It opened late and over budget in 1937 but it was viewed as one of the finest exhibition spaces in the world. It is hard to believe that in 1939 a capacity crowd listened to the doctrine of Sir Oswald Mosley and his British Union of Fascists in the there – I cannot see that being allowed today!
But we were here for one reason and that was more Olympic fun. Another breeze through security thanks to the efficiency of the Armed Forces and we were in the cavernous old venue. There was certainly no shortage of space in the concourse areas, and after a long walk up the stairs we found our seats…
Friday 3rd August 2012 – Volleyball
Hmmm…I was aware that some venues “may” have restricted view seats but having one directly behind a massive support column was certainly a “very restricted view”. Fortunately we seemed to be sat in the “we think nobody will want to sit so high up” section, and it was pretty much empty (this was of course another “sold out” event). In fact all the blocks on the top-level seemed to have lots of empty seats – again, not exactly a tick in the box for LOGOC and their flawed ticketing strategy.
But back to the games. I had been given a handy(!) print out by the chap at work on some of the moves the players would make. I needed to understand the difference between a Dig and a Spike (check), a Shank and a Pepper and of course a Six Up. When I read the last one out, CMF couldn’t help a little giggle…apparently there were adult films that featured such acts although I had no idea what she was talking about (Although I think she was referring to a Six-Way)
First up was the Brazilians versus the Chinese. I had heard good things about Brazilians…and also their volleyball team (boom, boom). They were one of the favourites for gold and to use a relevant adjective, they were Amazonian in size. Everyone of the team, bar the “libero” was over six-foot tall. I expected this game against the Chinese to be a walk in the park but it was nothing of the sort.
Another thing I was completely unaware of was how long these games could go on for. I applaud the fitness of the girls (as opposed to applauding them being fit) that they are still standing after 2 1/2 hours of rough and tumble. Whilst Brazil took the first set with relative ease, China bounced back and leveled the score. Brazil then went into a 2-1 lead before a tie-breaker in the fourth set saw the Brazilians lose three set points before China snatched it and leveled the score. However, sheer power won in the end and Brazil took the game 3-2.
However, this long game had caused a problem. The session was a 3 1/2 hour one and due to end at 1pm. The second session was due to start at 1.45pm and obviously people would be entering the venue from an hour before. But the Brazil v China game had already eaten up 2 1/2 hours, and we still had Russia v Japan to come (the second session finally got underway at 3pm).

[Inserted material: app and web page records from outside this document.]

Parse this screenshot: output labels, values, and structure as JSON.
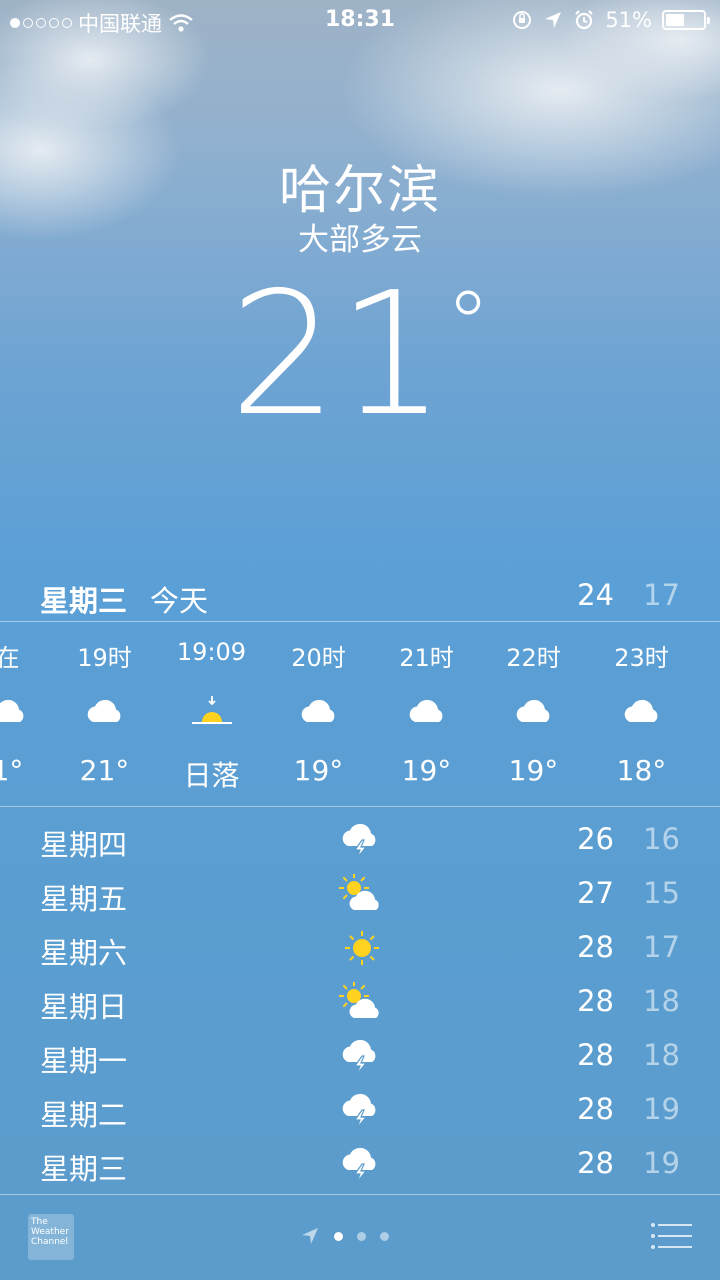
{
  "status_bar": {
    "carrier": "中国联通",
    "time": "18:31",
    "battery": "51%",
    "battery_level": 0.51,
    "signal_dots_filled": 1
  },
  "location": {
    "city": "哈尔滨",
    "condition": "大部多云",
    "temperature": "21",
    "degree": "°"
  },
  "today": {
    "day": "星期三",
    "label": "今天",
    "high": "24",
    "low": "17"
  },
  "hourly": [
    {
      "time": "在",
      "icon": "cloud-icon",
      "temp": "1°"
    },
    {
      "time": "19时",
      "icon": "cloud-icon",
      "temp": "21°"
    },
    {
      "time": "19:09",
      "icon": "sunset-icon",
      "temp": "日落"
    },
    {
      "time": "20时",
      "icon": "cloud-icon",
      "temp": "19°"
    },
    {
      "time": "21时",
      "icon": "cloud-icon",
      "temp": "19°"
    },
    {
      "time": "22时",
      "icon": "cloud-icon",
      "temp": "19°"
    },
    {
      "time": "23时",
      "icon": "cloud-icon",
      "temp": "18°"
    }
  ],
  "daily": [
    {
      "day": "星期四",
      "icon": "thunderstorm-icon",
      "high": "26",
      "low": "16"
    },
    {
      "day": "星期五",
      "icon": "partly-sunny-icon",
      "high": "27",
      "low": "15"
    },
    {
      "day": "星期六",
      "icon": "sun-icon",
      "high": "28",
      "low": "17"
    },
    {
      "day": "星期日",
      "icon": "partly-sunny-icon",
      "high": "28",
      "low": "18"
    },
    {
      "day": "星期一",
      "icon": "thunderstorm-icon",
      "high": "28",
      "low": "18"
    },
    {
      "day": "星期二",
      "icon": "thunderstorm-icon",
      "high": "28",
      "low": "19"
    },
    {
      "day": "星期三",
      "icon": "thunderstorm-icon",
      "high": "28",
      "low": "19"
    }
  ],
  "footer": {
    "logo_text": "The Weather Channel",
    "pages": 3,
    "active_page": 0
  }
}
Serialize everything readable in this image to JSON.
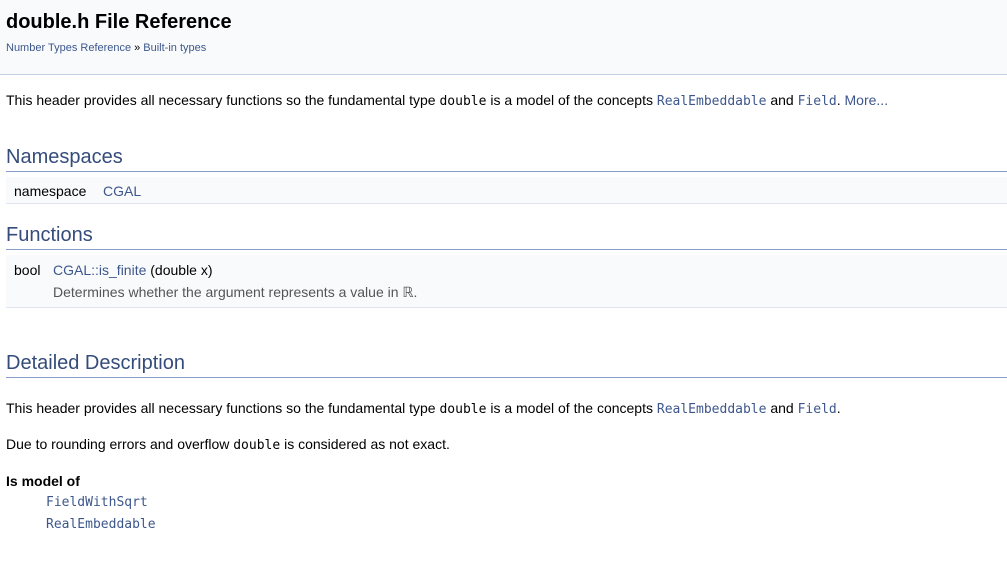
{
  "header": {
    "title": "double.h File Reference",
    "breadcrumb": {
      "items": [
        "Number Types Reference",
        "Built-in types"
      ],
      "separator": "»"
    }
  },
  "summary": {
    "text_before": "This header provides all necessary functions so the fundamental type ",
    "type_name": "double",
    "text_mid": " is a model of the concepts ",
    "concept1": "RealEmbeddable",
    "and": " and ",
    "concept2": "Field",
    "period": ".",
    "more_link": " More..."
  },
  "namespaces": {
    "title": "Namespaces",
    "rows": [
      {
        "keyword": "namespace",
        "name": "CGAL"
      }
    ]
  },
  "functions": {
    "title": "Functions",
    "rows": [
      {
        "return_type": "bool",
        "name": "CGAL::is_finite",
        "params": " (double x)",
        "brief_prefix": "Determines whether the argument represents a value in ",
        "brief_symbol": "ℝ",
        "brief_suffix": "."
      }
    ]
  },
  "detailed": {
    "title": "Detailed Description",
    "para1": {
      "text_before": "This header provides all necessary functions so the fundamental type ",
      "type_name": "double",
      "text_mid": " is a model of the concepts ",
      "concept1": "RealEmbeddable",
      "and": " and ",
      "concept2": "Field",
      "period": "."
    },
    "para2": {
      "text_before": "Due to rounding errors and overflow ",
      "type_name": "double",
      "text_after": " is considered as not exact."
    },
    "model_of": {
      "title": "Is model of",
      "items": [
        "FieldWithSqrt",
        "RealEmbeddable"
      ]
    }
  },
  "colors": {
    "link": "#3d578c",
    "section_title": "#354c7b",
    "header_bg": "#f9fafc",
    "row_bg": "#f9fafc"
  }
}
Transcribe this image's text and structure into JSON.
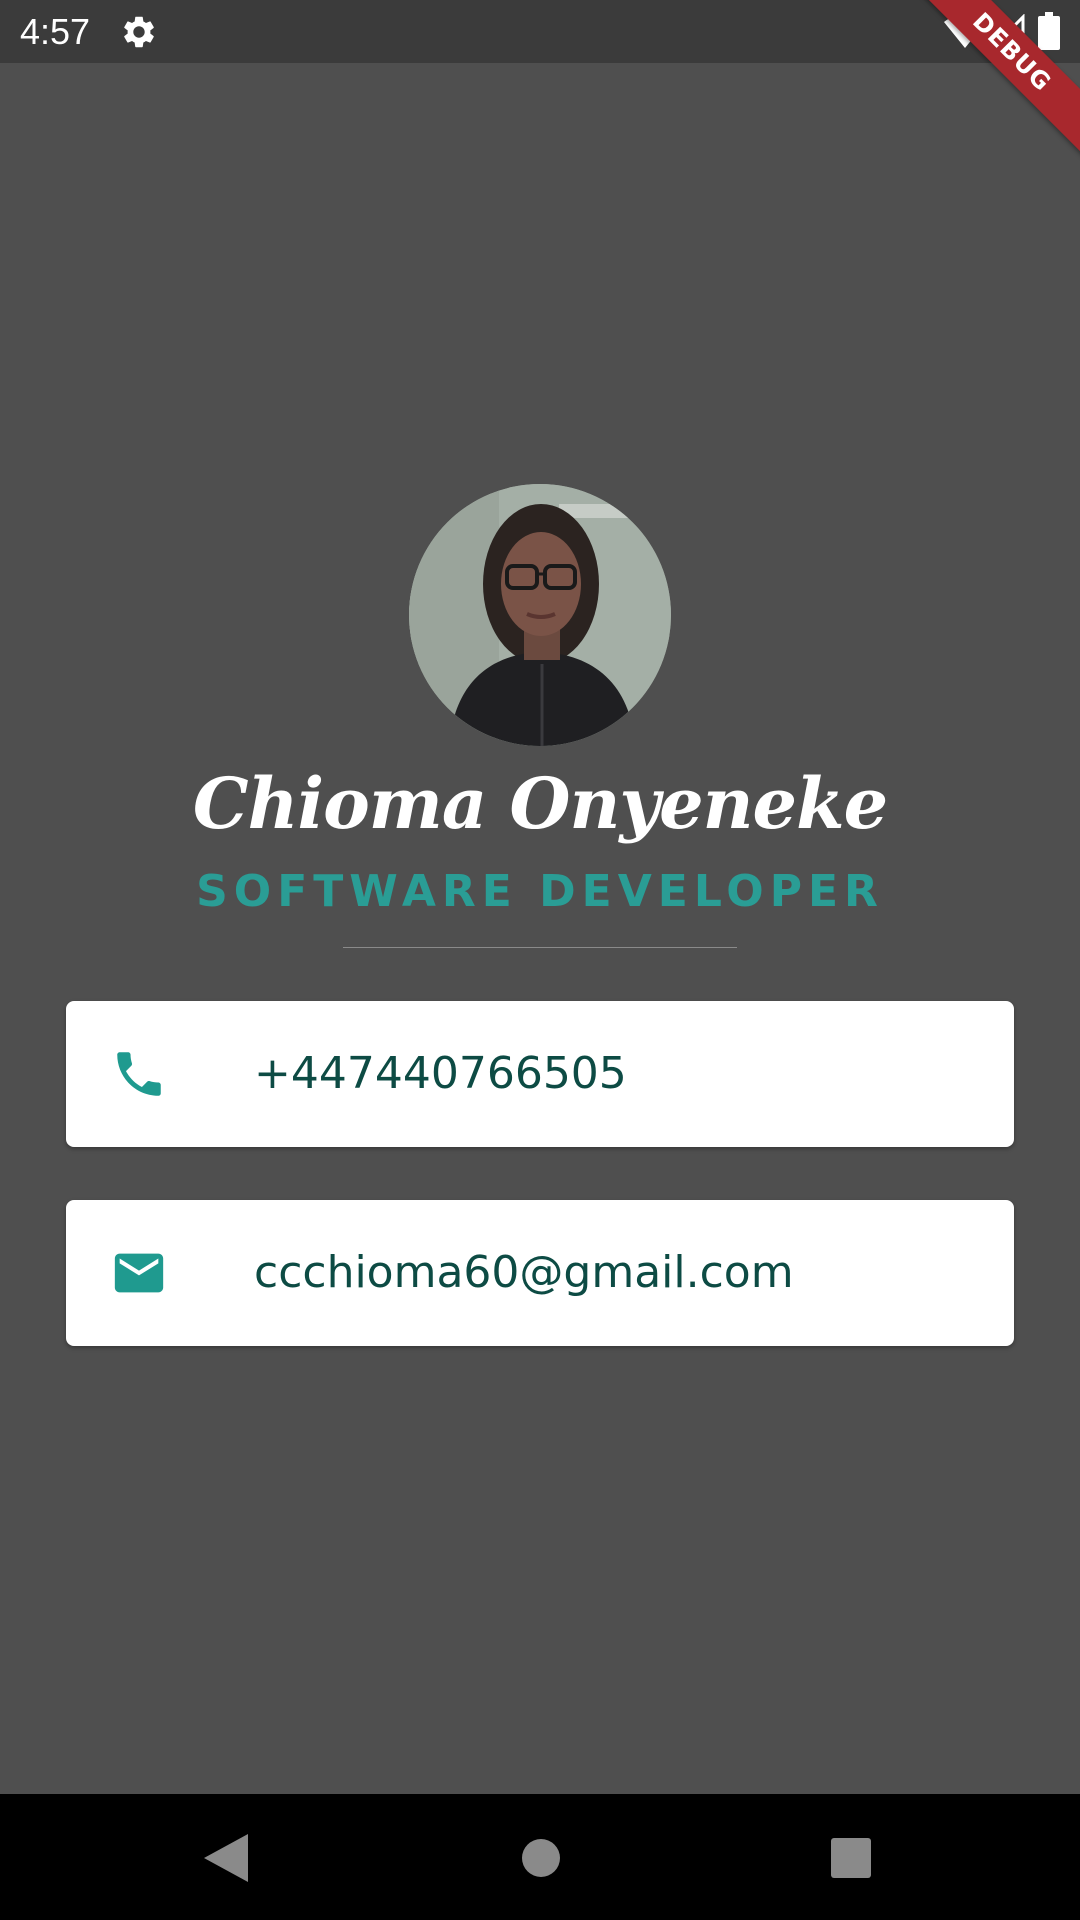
{
  "status_bar": {
    "time": "4:57",
    "icons": [
      "gear-icon",
      "wifi-icon",
      "signal-icon",
      "battery-icon"
    ]
  },
  "debug_banner": {
    "label": "DEBUG",
    "color": "#a8282d"
  },
  "profile": {
    "avatar_icon": "profile-photo",
    "name": "Chioma Onyeneke",
    "title": "SOFTWARE DEVELOPER"
  },
  "contacts": {
    "phone": {
      "icon": "phone-icon",
      "value": "+447440766505"
    },
    "email": {
      "icon": "mail-icon",
      "value": "ccchioma60@gmail.com"
    }
  },
  "nav_bar": {
    "icons": [
      "back-icon",
      "home-icon",
      "recents-icon"
    ]
  },
  "colors": {
    "background": "#4f4f4f",
    "accent": "#2a9d95",
    "contact_text": "#0d4b44",
    "card": "#ffffff"
  }
}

The second game was never really a contest. The Japanese team were dwarves compared to the Russians and apart from a little wobble in the second set, they won with ease. However, the atmosphere in the arena was still very good. It is without question that the use of music, especially in enclosed arenas, adds to the whole event and the Japanese fans were making themselves heard. Few people had departed after the first game, which considering the other multi-session events we had seen, was unusual.
Overall, great value for money – nearly five hours of top class sport for £30 each (less for the Little Fullers). Volleyball, whilst not quite hitting the aesthetic quality of the Beach variety had got a big tick in the box.
More pictures from the event can be found here.
Tomorrow – Equestrian at Greenwich Park.